◆ REQUIREMENT:
Repeat, word for word, all the data that follows, and exclude the pictures.

*** TASK INPUT

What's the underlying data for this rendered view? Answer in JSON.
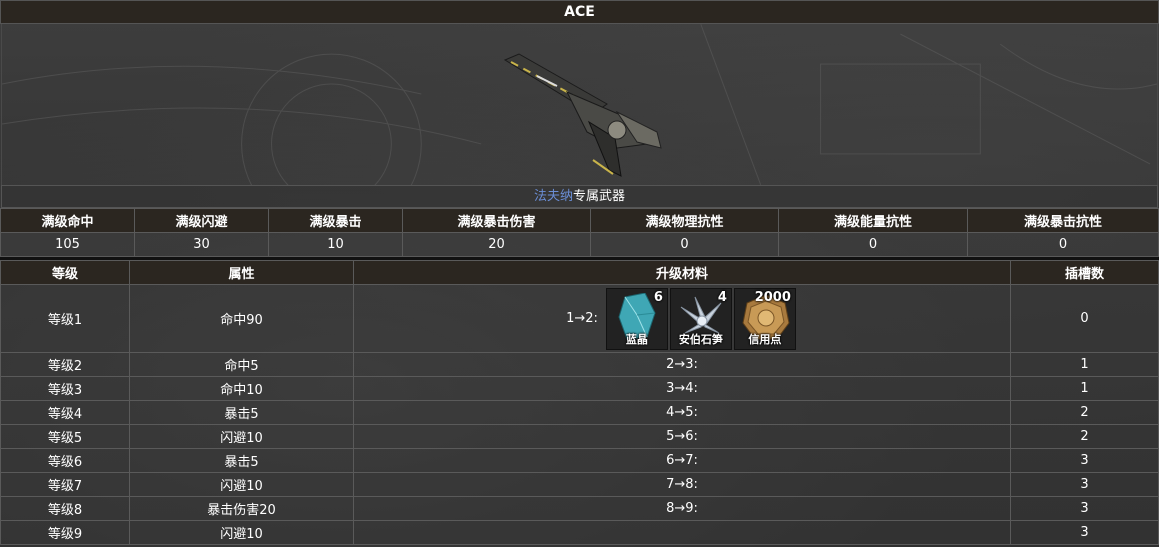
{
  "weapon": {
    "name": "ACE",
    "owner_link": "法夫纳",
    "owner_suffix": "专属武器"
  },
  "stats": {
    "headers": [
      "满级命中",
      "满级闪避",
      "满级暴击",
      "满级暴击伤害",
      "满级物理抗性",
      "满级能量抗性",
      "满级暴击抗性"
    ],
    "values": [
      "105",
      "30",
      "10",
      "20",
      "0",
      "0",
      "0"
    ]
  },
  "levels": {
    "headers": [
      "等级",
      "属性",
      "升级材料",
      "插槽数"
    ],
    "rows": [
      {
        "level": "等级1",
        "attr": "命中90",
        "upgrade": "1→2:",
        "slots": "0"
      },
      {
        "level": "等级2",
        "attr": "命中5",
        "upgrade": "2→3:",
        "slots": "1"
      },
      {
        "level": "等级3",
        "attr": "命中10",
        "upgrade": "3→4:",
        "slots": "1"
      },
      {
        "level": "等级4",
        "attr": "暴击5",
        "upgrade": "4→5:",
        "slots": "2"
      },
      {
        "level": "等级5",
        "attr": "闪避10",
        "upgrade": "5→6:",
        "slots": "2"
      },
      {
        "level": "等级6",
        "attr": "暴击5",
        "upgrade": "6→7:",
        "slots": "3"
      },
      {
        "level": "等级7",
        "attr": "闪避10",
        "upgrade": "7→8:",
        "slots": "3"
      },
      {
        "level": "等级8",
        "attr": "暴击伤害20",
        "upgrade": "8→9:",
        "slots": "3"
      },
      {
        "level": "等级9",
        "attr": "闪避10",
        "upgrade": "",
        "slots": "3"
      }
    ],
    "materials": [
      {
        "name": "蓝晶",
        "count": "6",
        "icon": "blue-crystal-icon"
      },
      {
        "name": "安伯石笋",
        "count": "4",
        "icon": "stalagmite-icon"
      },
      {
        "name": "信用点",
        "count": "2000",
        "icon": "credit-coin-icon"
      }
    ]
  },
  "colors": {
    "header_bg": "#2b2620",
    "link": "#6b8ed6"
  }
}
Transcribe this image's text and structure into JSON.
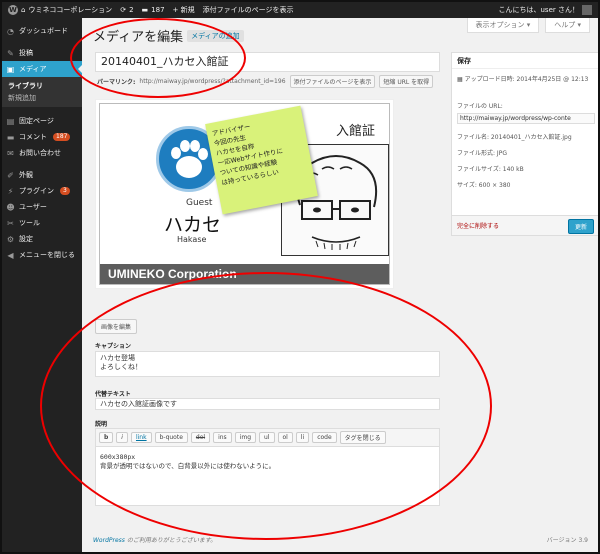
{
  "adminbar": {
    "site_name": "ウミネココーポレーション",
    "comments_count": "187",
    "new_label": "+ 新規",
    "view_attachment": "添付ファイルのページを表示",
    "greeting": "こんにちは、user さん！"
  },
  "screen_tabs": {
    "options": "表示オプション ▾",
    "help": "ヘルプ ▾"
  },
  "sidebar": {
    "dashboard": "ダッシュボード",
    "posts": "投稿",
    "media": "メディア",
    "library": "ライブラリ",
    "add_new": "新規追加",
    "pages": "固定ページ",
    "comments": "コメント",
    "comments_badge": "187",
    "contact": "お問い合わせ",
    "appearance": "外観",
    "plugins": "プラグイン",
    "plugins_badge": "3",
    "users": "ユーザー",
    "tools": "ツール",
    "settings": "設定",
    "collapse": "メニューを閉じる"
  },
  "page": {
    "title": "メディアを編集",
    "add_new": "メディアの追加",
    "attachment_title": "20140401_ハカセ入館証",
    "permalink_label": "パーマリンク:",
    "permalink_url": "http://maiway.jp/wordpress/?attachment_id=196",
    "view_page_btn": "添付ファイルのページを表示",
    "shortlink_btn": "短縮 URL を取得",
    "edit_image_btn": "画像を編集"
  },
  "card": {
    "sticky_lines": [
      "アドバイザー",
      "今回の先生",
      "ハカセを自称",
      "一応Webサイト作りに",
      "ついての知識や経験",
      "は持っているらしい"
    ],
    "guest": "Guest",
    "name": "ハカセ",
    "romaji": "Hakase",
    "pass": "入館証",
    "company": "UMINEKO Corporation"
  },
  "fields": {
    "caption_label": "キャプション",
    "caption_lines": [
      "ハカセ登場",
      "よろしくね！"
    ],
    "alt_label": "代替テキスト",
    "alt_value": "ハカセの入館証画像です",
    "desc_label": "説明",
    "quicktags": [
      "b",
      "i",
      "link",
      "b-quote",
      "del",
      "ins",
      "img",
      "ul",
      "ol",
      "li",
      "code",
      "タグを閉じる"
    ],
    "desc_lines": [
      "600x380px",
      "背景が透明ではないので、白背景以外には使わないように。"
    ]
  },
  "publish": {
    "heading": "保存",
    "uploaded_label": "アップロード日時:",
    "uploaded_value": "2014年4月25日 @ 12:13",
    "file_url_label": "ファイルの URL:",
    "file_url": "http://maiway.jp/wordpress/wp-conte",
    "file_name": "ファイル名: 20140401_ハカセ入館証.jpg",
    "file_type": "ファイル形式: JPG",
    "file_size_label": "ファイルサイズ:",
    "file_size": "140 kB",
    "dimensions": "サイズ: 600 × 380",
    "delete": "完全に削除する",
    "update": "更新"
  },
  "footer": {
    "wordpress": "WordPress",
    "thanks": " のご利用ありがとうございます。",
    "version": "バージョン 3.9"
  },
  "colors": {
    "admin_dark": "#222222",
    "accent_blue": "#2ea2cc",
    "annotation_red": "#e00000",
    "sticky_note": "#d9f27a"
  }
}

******

◆ ANSWER BELOW:
What's the underlying data for this rendered view? Answer in JSON.
{
  "weapon": {
    "name": "ACE",
    "owner_link": "法夫纳",
    "owner_suffix": "专属武器"
  },
  "stats": {
    "headers": [
      "满级命中",
      "满级闪避",
      "满级暴击",
      "满级暴击伤害",
      "满级物理抗性",
      "满级能量抗性",
      "满级暴击抗性"
    ],
    "values": [
      "105",
      "30",
      "10",
      "20",
      "0",
      "0",
      "0"
    ]
  },
  "levels": {
    "headers": [
      "等级",
      "属性",
      "升级材料",
      "插槽数"
    ],
    "rows": [
      {
        "level": "等级1",
        "attr": "命中90",
        "upgrade": "1→2:",
        "slots": "0"
      },
      {
        "level": "等级2",
        "attr": "命中5",
        "upgrade": "2→3:",
        "slots": "1"
      },
      {
        "level": "等级3",
        "attr": "命中10",
        "upgrade": "3→4:",
        "slots": "1"
      },
      {
        "level": "等级4",
        "attr": "暴击5",
        "upgrade": "4→5:",
        "slots": "2"
      },
      {
        "level": "等级5",
        "attr": "闪避10",
        "upgrade": "5→6:",
        "slots": "2"
      },
      {
        "level": "等级6",
        "attr": "暴击5",
        "upgrade": "6→7:",
        "slots": "3"
      },
      {
        "level": "等级7",
        "attr": "闪避10",
        "upgrade": "7→8:",
        "slots": "3"
      },
      {
        "level": "等级8",
        "attr": "暴击伤害20",
        "upgrade": "8→9:",
        "slots": "3"
      },
      {
        "level": "等级9",
        "attr": "闪避10",
        "upgrade": "",
        "slots": "3"
      }
    ],
    "materials": [
      {
        "name": "蓝晶",
        "count": "6",
        "icon": "blue-crystal-icon"
      },
      {
        "name": "安伯石笋",
        "count": "4",
        "icon": "stalagmite-icon"
      },
      {
        "name": "信用点",
        "count": "2000",
        "icon": "credit-coin-icon"
      }
    ]
  },
  "colors": {
    "header_bg": "#2b2620",
    "link": "#6b8ed6"
  }
}
Transcribe this image's text and structure into JSON.
{
  "adminbar": {
    "site_name": "ウミネココーポレーション",
    "comments_count": "187",
    "new_label": "+ 新規",
    "view_attachment": "添付ファイルのページを表示",
    "greeting": "こんにちは、user さん！"
  },
  "screen_tabs": {
    "options": "表示オプション ▾",
    "help": "ヘルプ ▾"
  },
  "sidebar": {
    "dashboard": "ダッシュボード",
    "posts": "投稿",
    "media": "メディア",
    "library": "ライブラリ",
    "add_new": "新規追加",
    "pages": "固定ページ",
    "comments": "コメント",
    "comments_badge": "187",
    "contact": "お問い合わせ",
    "appearance": "外観",
    "plugins": "プラグイン",
    "plugins_badge": "3",
    "users": "ユーザー",
    "tools": "ツール",
    "settings": "設定",
    "collapse": "メニューを閉じる"
  },
  "page": {
    "title": "メディアを編集",
    "add_new": "メディアの追加",
    "attachment_title": "20140401_ハカセ入館証",
    "permalink_label": "パーマリンク:",
    "permalink_url": "http://maiway.jp/wordpress/?attachment_id=196",
    "view_page_btn": "添付ファイルのページを表示",
    "shortlink_btn": "短縮 URL を取得",
    "edit_image_btn": "画像を編集"
  },
  "card": {
    "sticky_lines": [
      "アドバイザー",
      "今回の先生",
      "ハカセを自称",
      "一応Webサイト作りに",
      "ついての知識や経験",
      "は持っているらしい"
    ],
    "guest": "Guest",
    "name": "ハカセ",
    "romaji": "Hakase",
    "pass": "入館証",
    "company": "UMINEKO Corporation"
  },
  "fields": {
    "caption_label": "キャプション",
    "caption_lines": [
      "ハカセ登場",
      "よろしくね！"
    ],
    "alt_label": "代替テキスト",
    "alt_value": "ハカセの入館証画像です",
    "desc_label": "説明",
    "quicktags": [
      "b",
      "i",
      "link",
      "b-quote",
      "del",
      "ins",
      "img",
      "ul",
      "ol",
      "li",
      "code",
      "タグを閉じる"
    ],
    "desc_lines": [
      "600x380px",
      "背景が透明ではないので、白背景以外には使わないように。"
    ]
  },
  "publish": {
    "heading": "保存",
    "uploaded_label": "アップロード日時:",
    "uploaded_value": "2014年4月25日 @ 12:13",
    "file_url_label": "ファイルの URL:",
    "file_url": "http://maiway.jp/wordpress/wp-conte",
    "file_name": "ファイル名: 20140401_ハカセ入館証.jpg",
    "file_type": "ファイル形式: JPG",
    "file_size_label": "ファイルサイズ:",
    "file_size": "140 kB",
    "dimensions": "サイズ: 600 × 380",
    "delete": "完全に削除する",
    "update": "更新"
  },
  "footer": {
    "wordpress": "WordPress",
    "thanks": " のご利用ありがとうございます。",
    "version": "バージョン 3.9"
  },
  "colors": {
    "admin_dark": "#222222",
    "accent_blue": "#2ea2cc",
    "annotation_red": "#e00000",
    "sticky_note": "#d9f27a"
  }
}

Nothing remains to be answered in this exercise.